Unfortunately, this time I did not have any on hand, and I was in a rush to get the spindles painted. So I tries a non-toxic, biodegradable rust remover from the local hardware store called Evapo-Rust. It had decent reviews, so I figured why not. It was also advertised as very safe, so that’s a plus.
I grabbed a bucket to soak the sanded spindles. My bucket was a bit too small, so I had to rotate the spindles a couple of times each day.
Since the Evapo-Rust is a bit weaker and slower acting compared to the Metal Blast, the process took several days, instead of several hours. Not a huge deal, but the acid works much, much faster, no question. The trade-off is the toxicity, but you can’t win them all.
Spindles with Dirt King Gussets – Treated with Rust Reformer
If you’re going to use Steel-It, make sure that you follow the preparation instructions very carefully. Prep is always the most important part of the painting process, and especially so in the case of Steel-It. For the best results, spend the time to do everything as directed. You don’t want to do any of this process twice! After thoroughly sanding the spindles, avoiding excessive sanding of the surface where the hub/bearing mate with the spindle, there was one last step left.
The final step in preparing the spindles for paint is to remove as many surface contaminants as possible. I bought some pure acetone and rags from the hardware store and thoroughly cleaned the prepped spindles until they were spotless. Make sure you wear gloves and a respirator when using things like acetone. The gloves not only protect you but prevent any dirt or oils from transferring from your skin. It might sound crazy, but this is how proper paint prep has to be done.
Taping & Masking Off All Threaded Bolt Holes & Essential Channels
There are a lot of threads that could get gunked up with paint, especially a thicker paint like Steel-It.

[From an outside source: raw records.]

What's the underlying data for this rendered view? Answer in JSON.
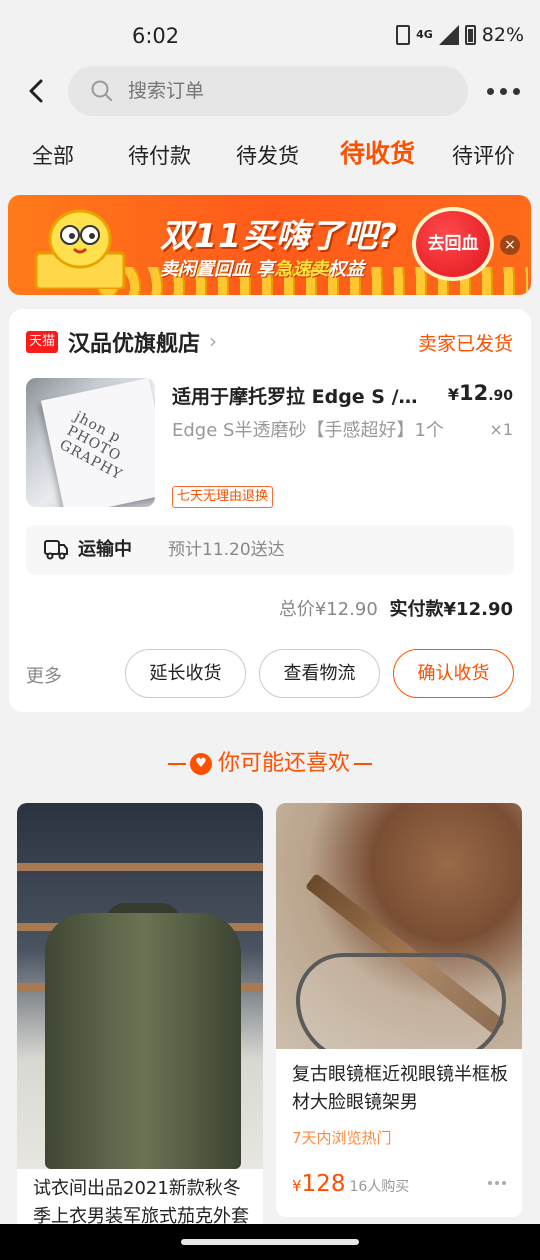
{
  "status_bar": {
    "time": "6:02",
    "network": "4G",
    "battery": "82%"
  },
  "header": {
    "search_placeholder": "搜索订单"
  },
  "tabs": [
    {
      "label": "全部"
    },
    {
      "label": "待付款"
    },
    {
      "label": "待发货"
    },
    {
      "label": "待收货",
      "active": true
    },
    {
      "label": "待评价"
    }
  ],
  "banner": {
    "title": "双11买嗨了吧?",
    "subtitle_a": "卖闲置回血 享",
    "subtitle_hl": "急速卖",
    "subtitle_b": "权益",
    "button": "去回血"
  },
  "order": {
    "platform_badge": "天猫",
    "shop_name": "汉品优旗舰店",
    "status": "卖家已发货",
    "product_title": "适用于摩托罗拉 Edge S / Edge S Pro 背膜",
    "spec": "Edge S半透磨砂【手感超好】1个",
    "price_symbol": "¥",
    "price_int": "12",
    "price_dec": ".90",
    "quantity": "×1",
    "tag": "七天无理由退换",
    "shipping_status": "运输中",
    "shipping_eta": "预计11.20送达",
    "total_label": "总价",
    "total_value": "¥12.90",
    "paid_label": "实付款",
    "paid_value": "¥12.90",
    "more": "更多",
    "buttons": {
      "extend": "延长收货",
      "logistics": "查看物流",
      "confirm": "确认收货"
    }
  },
  "recommend": {
    "title": "你可能还喜欢",
    "items": [
      {
        "title": "试衣间出品2021新款秋冬季上衣男装军旅式茄克外套"
      },
      {
        "title": "复古眼镜框近视眼镜半框板材大脸眼镜架男",
        "hot": "7天内浏览热门",
        "price": "128",
        "buyers": "16人购买"
      }
    ]
  },
  "colors": {
    "accent": "#ff5000",
    "tmall_red": "#ff1a1a"
  }
}
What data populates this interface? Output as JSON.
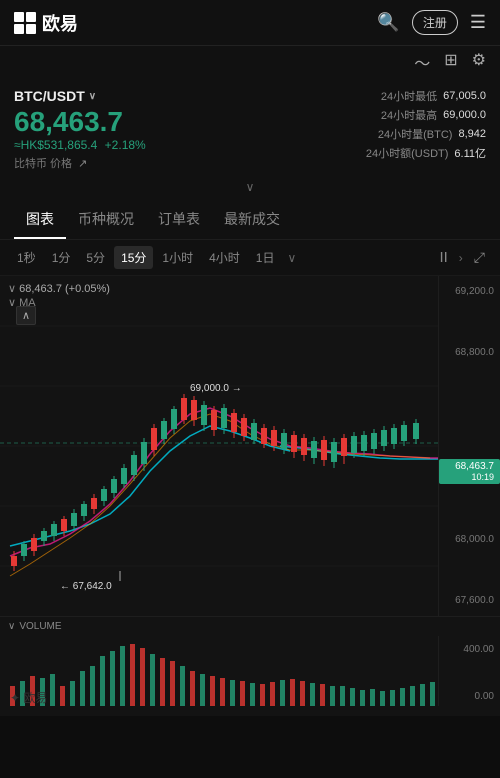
{
  "header": {
    "logo_text": "欧易",
    "search_icon": "🔍",
    "register_label": "注册",
    "menu_icon": "☰"
  },
  "ticker": {
    "symbol": "BTC/USDT",
    "price": "68,463.7",
    "hkd_equiv": "≈HK$531,865.4",
    "change_pct": "+2.18%",
    "label": "比特币 价格",
    "stats": [
      {
        "label": "24小时最低",
        "value": "67,005.0"
      },
      {
        "label": "24小时最高",
        "value": "69,000.0"
      },
      {
        "label": "24小时量(BTC)",
        "value": "8,942"
      },
      {
        "label": "24小时额(USDT)",
        "value": "6.11亿"
      }
    ]
  },
  "tabs": [
    "图表",
    "币种概况",
    "订单表",
    "最新成交"
  ],
  "active_tab": "图表",
  "timeframes": [
    "1秒",
    "1分",
    "5分",
    "15分",
    "1小时",
    "4小时",
    "1日"
  ],
  "active_timeframe": "15分",
  "chart": {
    "current_price_label": "68,463.7 (+0.05%)",
    "ma_label": "MA",
    "annotation_high": "69,000.0 →",
    "annotation_low": "← 67,642.0",
    "price_tag": "68,463.7",
    "time_tag": "10:19",
    "y_labels": [
      "69,200.0",
      "68,800.0",
      "",
      "68,463.7",
      "68,000.0",
      "67,600.0"
    ],
    "dashed_price": "68,463.7"
  },
  "volume": {
    "label": "VOLUME",
    "y_labels": [
      "400.00",
      "",
      "0.00"
    ]
  },
  "watermark": "✦ 欧易"
}
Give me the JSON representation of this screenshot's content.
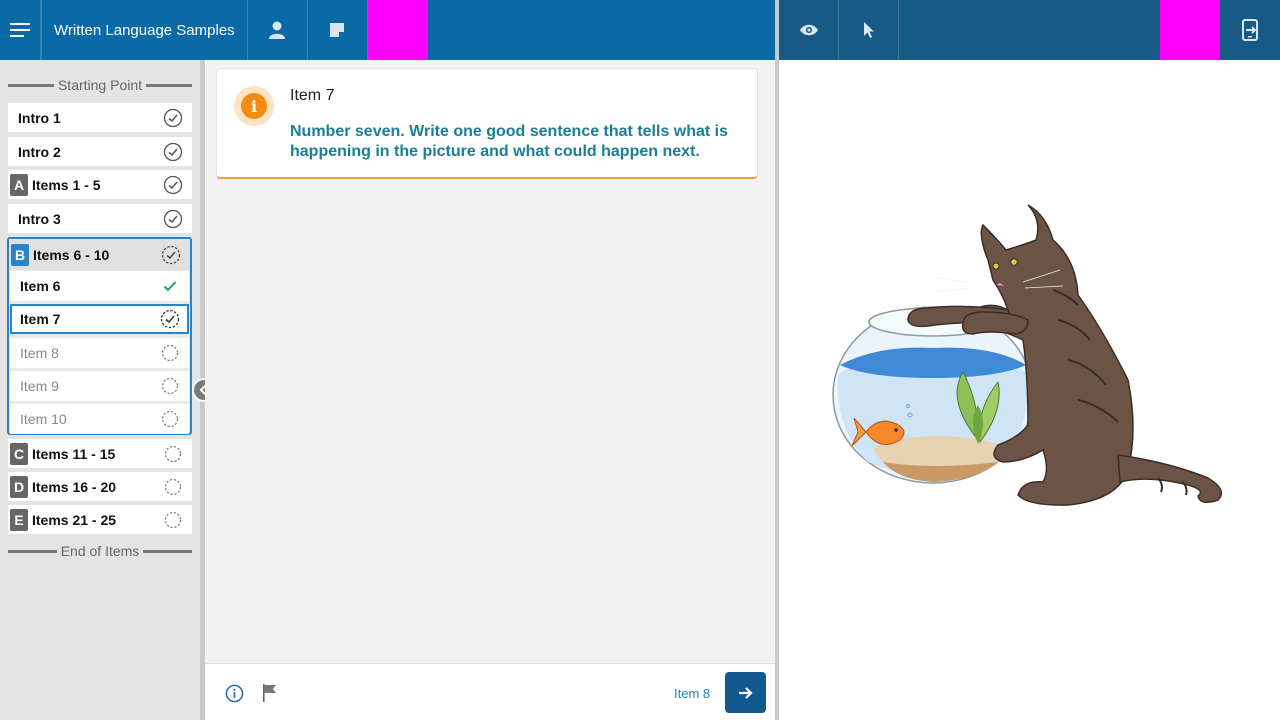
{
  "header": {
    "title": "Written Language Samples",
    "menu_icon": "hamburger-menu-icon",
    "person_icon": "person-icon",
    "note_icon": "sticky-note-icon",
    "eye_icon": "eye-icon",
    "pointer_icon": "pointer-icon",
    "exit_icon": "exit-icon"
  },
  "sidebar": {
    "start_label": "Starting Point",
    "end_label": "End of Items",
    "items": [
      {
        "label": "Intro 1",
        "status": "complete"
      },
      {
        "label": "Intro 2",
        "status": "complete"
      },
      {
        "letter": "A",
        "label": "Items 1 - 5",
        "status": "complete"
      },
      {
        "label": "Intro 3",
        "status": "complete"
      }
    ],
    "group_b": {
      "letter": "B",
      "label": "Items 6 - 10",
      "status": "in-progress",
      "children": [
        {
          "label": "Item 6",
          "status": "done"
        },
        {
          "label": "Item 7",
          "status": "current"
        },
        {
          "label": "Item 8",
          "status": "not-started"
        },
        {
          "label": "Item 9",
          "status": "not-started"
        },
        {
          "label": "Item 10",
          "status": "not-started"
        }
      ]
    },
    "later": [
      {
        "letter": "C",
        "label": "Items 11 - 15",
        "status": "not-started"
      },
      {
        "letter": "D",
        "label": "Items 16 - 20",
        "status": "not-started"
      },
      {
        "letter": "E",
        "label": "Items 21 - 25",
        "status": "not-started"
      }
    ]
  },
  "card": {
    "title": "Item 7",
    "text": "Number seven. Write one good sentence that tells what is happening in the picture and what could happen next."
  },
  "footer": {
    "next_label": "Item 8"
  },
  "colors": {
    "header_left": "#0a6aa6",
    "header_right": "#165a85",
    "accent": "#2a82c7",
    "instruction_text": "#1a7e97",
    "highlight_magenta": "#ff00ff"
  }
}
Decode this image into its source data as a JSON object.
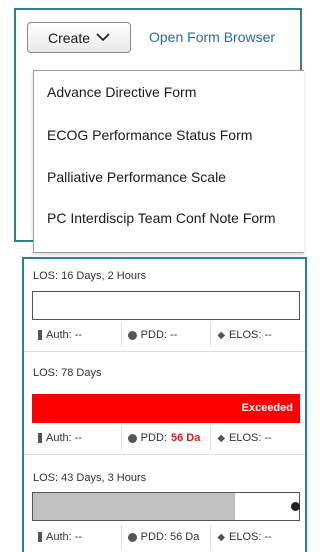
{
  "toolbar": {
    "create_label": "Create",
    "open_form_browser": "Open Form Browser"
  },
  "create_menu": {
    "items": [
      "Advance Directive Form",
      "ECOG Performance Status Form",
      "Palliative Performance Scale",
      "PC Interdiscip Team Conf Note Form"
    ]
  },
  "stays": [
    {
      "los": "LOS: 16 Days, 2 Hours",
      "progress": 0,
      "exceeded": false,
      "auth": "Auth: --",
      "pdd": "PDD: --",
      "elos": "ELOS: --"
    },
    {
      "los": "LOS: 78 Days",
      "progress": 1,
      "exceeded": true,
      "exceeded_label": "Exceeded",
      "auth": "Auth: --",
      "pdd_label": "PDD:",
      "pdd_value": "56 Da",
      "elos": "ELOS: --"
    },
    {
      "los": "LOS: 43 Days, 3 Hours",
      "progress": 0.76,
      "exceeded": false,
      "auth": "Auth: --",
      "pdd": "PDD: 56 Da",
      "elos": "ELOS: --"
    }
  ],
  "colors": {
    "panel_border": "#2b7f9c",
    "link": "#1f6fae",
    "exceeded": "#ff0000",
    "pdd_alert": "#d41f1f",
    "progress_fill": "#c0c0c0"
  }
}
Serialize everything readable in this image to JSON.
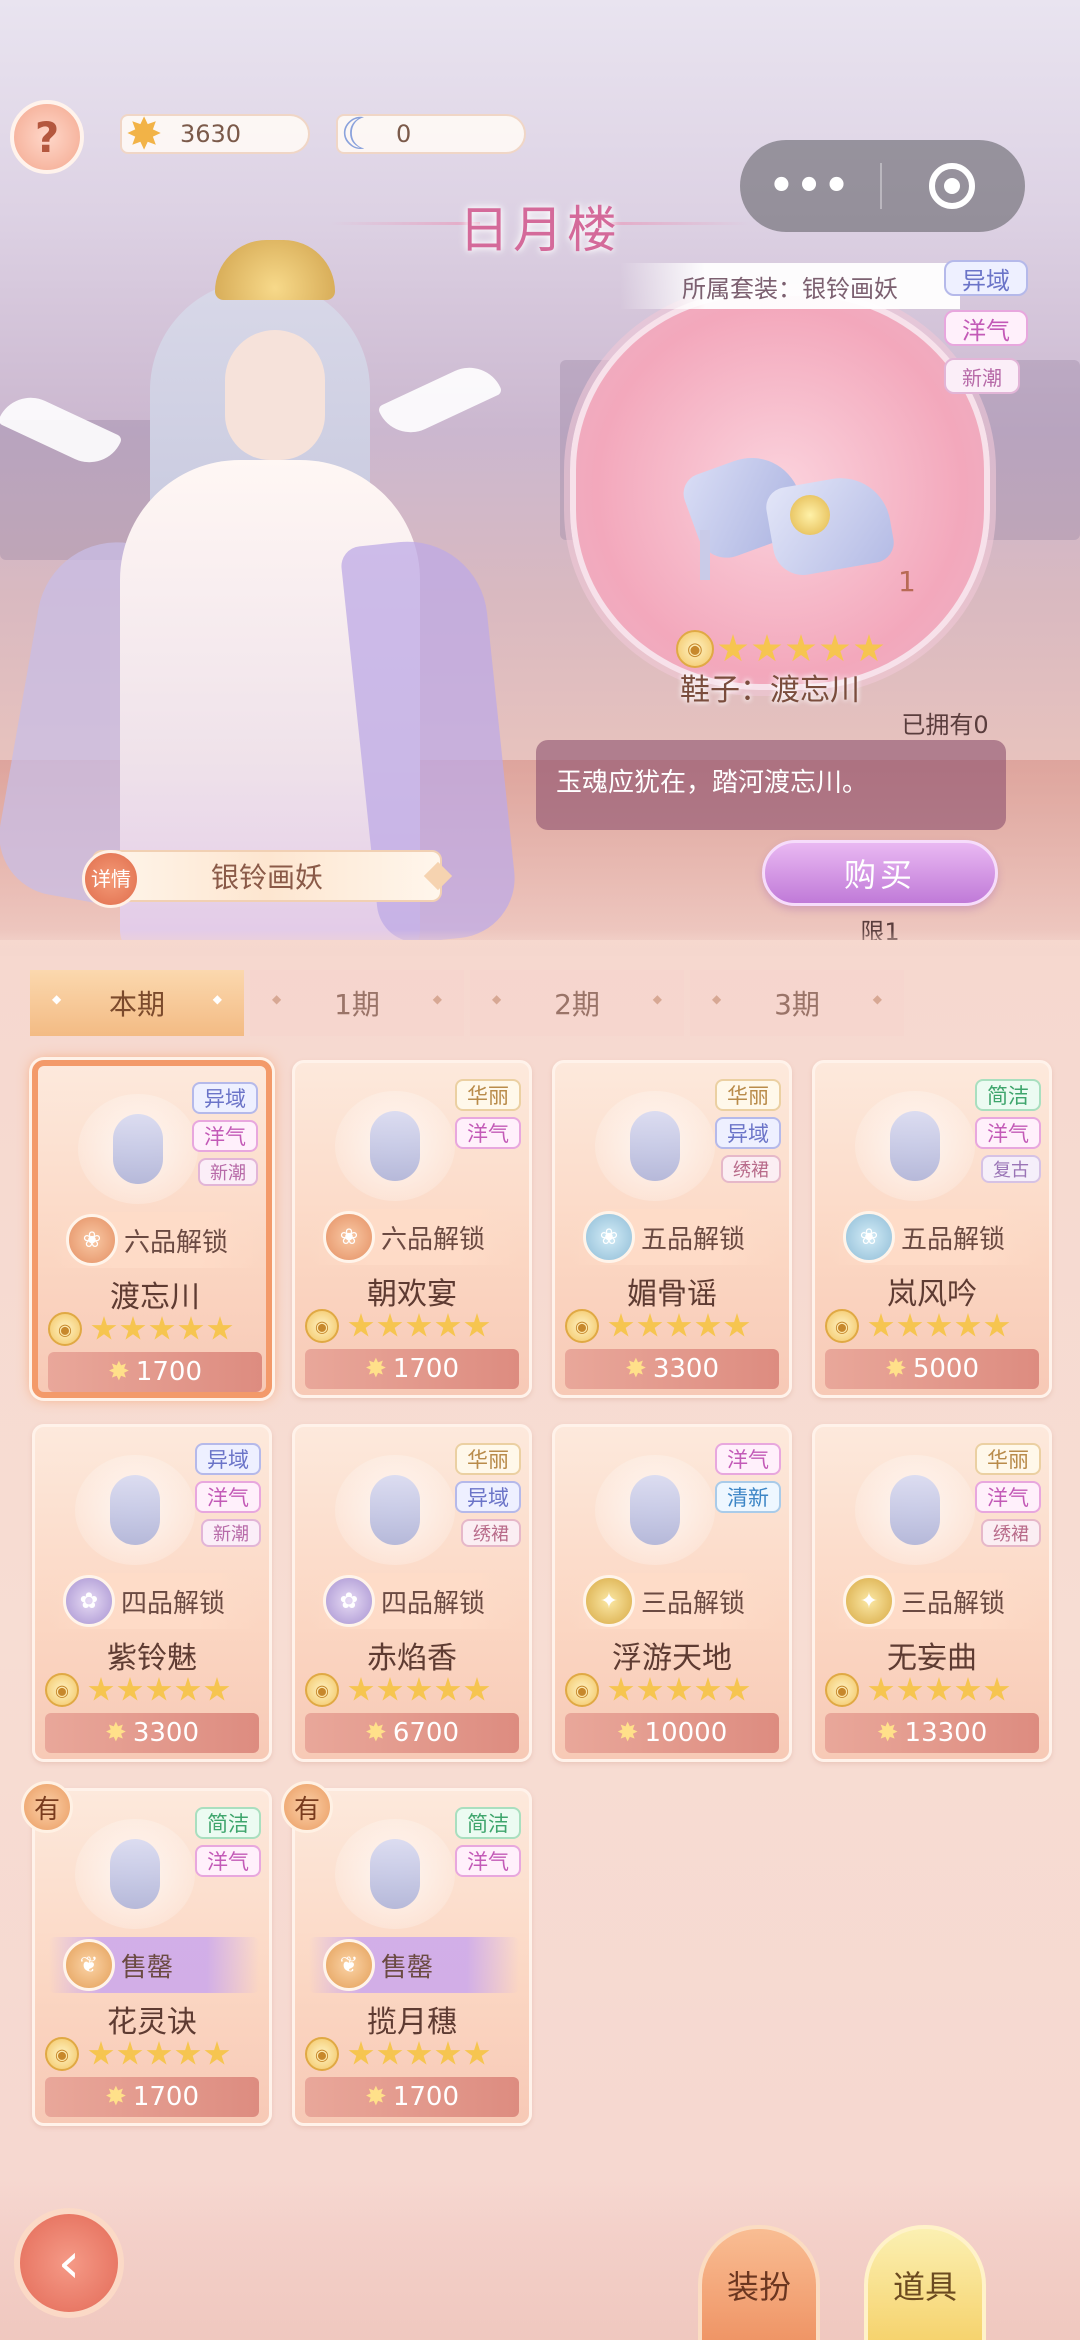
{
  "hud": {
    "gold": "3630",
    "moon": "0",
    "help_glyph": "?"
  },
  "capsule": {
    "menu_glyph": "•••"
  },
  "shop": {
    "title": "日月楼"
  },
  "outfit": {
    "name": "银铃画妖",
    "detail_label": "详情"
  },
  "item": {
    "suit_label": "所属套装：银铃画妖",
    "tags": [
      "异域",
      "洋气",
      "新潮"
    ],
    "quantity": "1",
    "stars": 5,
    "name": "鞋子：渡忘川",
    "owned": "已拥有0",
    "description": "玉魂应犹在，踏河渡忘川。",
    "buy_label": "购买",
    "limit": "限1"
  },
  "tabs": [
    "本期",
    "1期",
    "2期",
    "3期"
  ],
  "active_tab": 0,
  "cards": [
    {
      "name": "渡忘川",
      "tags": [
        "异域",
        "洋气",
        "新潮"
      ],
      "unlock": "六品解锁",
      "price": "1700",
      "stars": 5,
      "selected": true,
      "owned": false
    },
    {
      "name": "朝欢宴",
      "tags": [
        "华丽",
        "洋气"
      ],
      "unlock": "六品解锁",
      "price": "1700",
      "stars": 5,
      "selected": false,
      "owned": false
    },
    {
      "name": "媚骨谣",
      "tags": [
        "华丽",
        "异域",
        "绣裙"
      ],
      "unlock": "五品解锁",
      "price": "3300",
      "stars": 5,
      "selected": false,
      "owned": false
    },
    {
      "name": "岚风吟",
      "tags": [
        "简洁",
        "洋气",
        "复古"
      ],
      "unlock": "五品解锁",
      "price": "5000",
      "stars": 5,
      "selected": false,
      "owned": false
    },
    {
      "name": "紫铃魅",
      "tags": [
        "异域",
        "洋气",
        "新潮"
      ],
      "unlock": "四品解锁",
      "price": "3300",
      "stars": 5,
      "selected": false,
      "owned": false
    },
    {
      "name": "赤焰香",
      "tags": [
        "华丽",
        "异域",
        "绣裙"
      ],
      "unlock": "四品解锁",
      "price": "6700",
      "stars": 5,
      "selected": false,
      "owned": false
    },
    {
      "name": "浮游天地",
      "tags": [
        "洋气",
        "清新"
      ],
      "unlock": "三品解锁",
      "price": "10000",
      "stars": 5,
      "selected": false,
      "owned": false
    },
    {
      "name": "无妄曲",
      "tags": [
        "华丽",
        "洋气",
        "绣裙"
      ],
      "unlock": "三品解锁",
      "price": "13300",
      "stars": 5,
      "selected": false,
      "owned": false
    },
    {
      "name": "花灵诀",
      "tags": [
        "简洁",
        "洋气"
      ],
      "unlock": "售罄",
      "price": "1700",
      "stars": 5,
      "selected": false,
      "owned": true
    },
    {
      "name": "揽月穗",
      "tags": [
        "简洁",
        "洋气"
      ],
      "unlock": "售罄",
      "price": "1700",
      "stars": 5,
      "selected": false,
      "owned": true
    }
  ],
  "owned_badge": "有",
  "bottom": {
    "dress_label": "装扮",
    "item_label": "道具"
  }
}
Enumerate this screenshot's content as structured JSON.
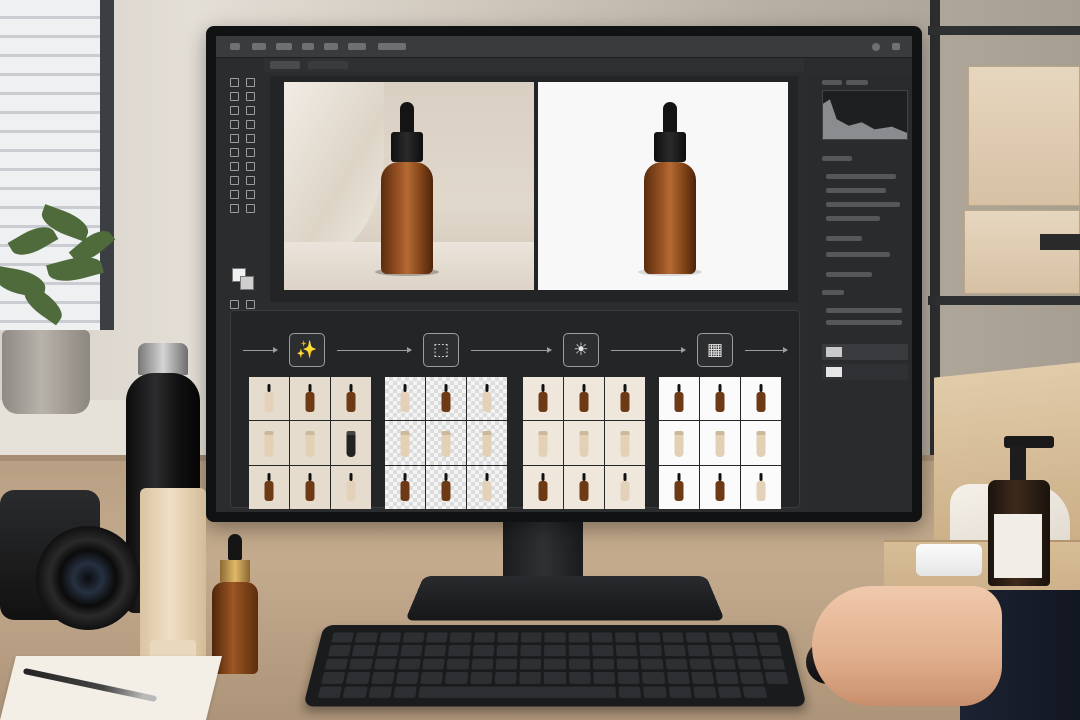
{
  "scene": {
    "description_colors": {
      "monitor_frame": "#111214",
      "editor_bg": "#2b2c2e",
      "bottle_amber": "#9a5424",
      "desk": "#c4ab8e"
    }
  },
  "editor": {
    "workflow_steps": [
      {
        "icon": "magic-wand-icon",
        "glyph": "✨"
      },
      {
        "icon": "selection-cursor-icon",
        "glyph": "⬚"
      },
      {
        "icon": "brightness-icon",
        "glyph": "☀"
      },
      {
        "icon": "grid-layout-icon",
        "glyph": "▦"
      }
    ],
    "grids": [
      {
        "name": "original-set",
        "style": "beige"
      },
      {
        "name": "background-removed-set",
        "style": "transparent"
      },
      {
        "name": "color-corrected-set",
        "style": "warm"
      },
      {
        "name": "final-white-set",
        "style": "white"
      }
    ]
  }
}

I rolled up the painter’s tape and made sure that none of the vital openings would be affected by the paint.
Painting the New Gussets – Steel-It
Steel-It is probably my favorite rattle can paint of all time. It goes down much thicker than any other spray paint I’ve ever worked with and does an excellent job of adhering to a properly prepped surface.
This was my first time using Steel-It, but I was thoroughly impressed. I can see the value in spending a few more dollars to get a coating that can easily outperform other rattle can paint products. This could be especially true for someone who is in an area that’s more prone to rust. Either way, I would definitely recommend you try out Steel-It on at least one project. Again, I cannot stress enough the emphasis that is placed on proper preparation here.
A quick close-up of the Steel-It as it dried. The finish is really nice.
Another quick, but important note. I should absolutely not have painted the inside machined surface where the wheel bearing sits. The tolerances are already super tight, and Steel-It goes down really thick. Let’s just say I had to do some sanding after. Hindsight is 20/20.
Painted Spindle Gussets
Final product looking super clean!
Did it take extra time and effort? Of course. But the end result is something I’m confident wheeling hard off the grid.
I didn’t expect this post to be so long, but there’s a lot of information surrounding the process of upgrading your spindles.
If you plan on doing anything more than your average forest service road, you’re going to want to improve your factor spindles. Take it from me, dealing with one or more bent spindles is not a good time and can make your life much more difficult. Not to mention messing with things like wheel alignment and tire wear. So do yourself a favor, and upgrade those spindles with some Dirt King Fabrication gussets.